_Work instructions:_
Read the lines below, and copy any that contain the string "meta".
Segment Open
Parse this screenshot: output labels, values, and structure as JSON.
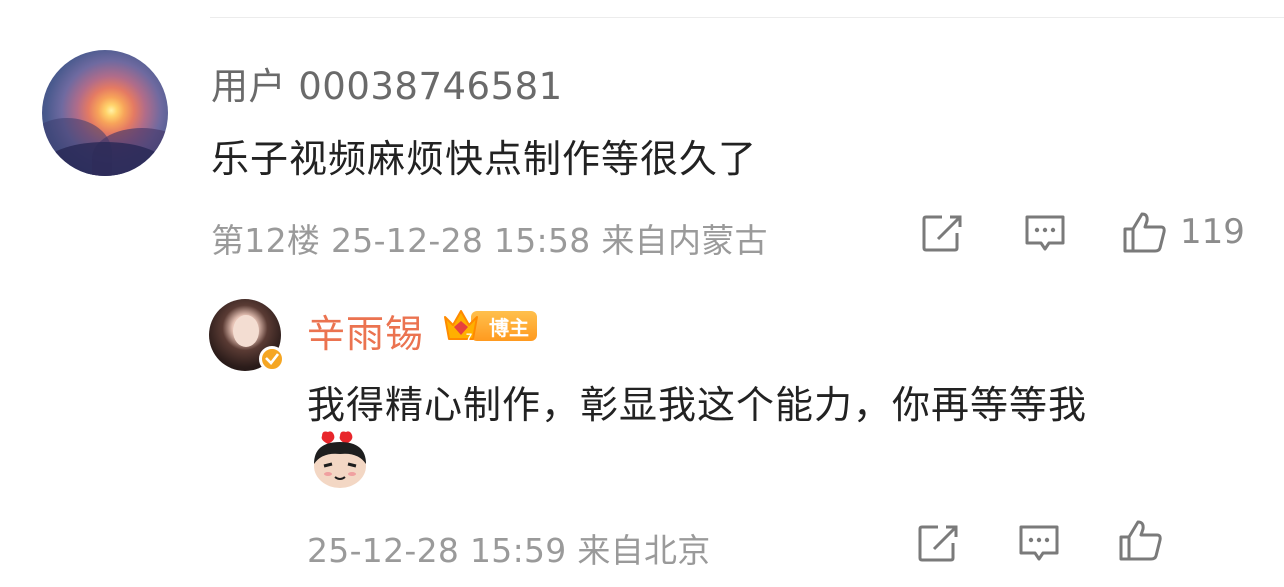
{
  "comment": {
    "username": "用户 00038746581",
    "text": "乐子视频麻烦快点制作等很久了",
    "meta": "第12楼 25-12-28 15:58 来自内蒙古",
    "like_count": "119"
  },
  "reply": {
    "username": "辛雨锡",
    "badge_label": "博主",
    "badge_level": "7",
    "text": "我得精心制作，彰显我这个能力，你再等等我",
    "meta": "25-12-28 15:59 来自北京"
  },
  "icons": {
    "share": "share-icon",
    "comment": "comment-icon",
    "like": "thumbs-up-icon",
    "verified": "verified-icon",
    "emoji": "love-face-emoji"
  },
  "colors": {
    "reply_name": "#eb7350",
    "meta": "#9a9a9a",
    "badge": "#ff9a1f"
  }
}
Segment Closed
_Answer box:_
    "meta": "第12楼 25-12-28 15:58 来自内蒙古",
    "meta": "25-12-28 15:59 来自北京"
    "meta": "#9a9a9a",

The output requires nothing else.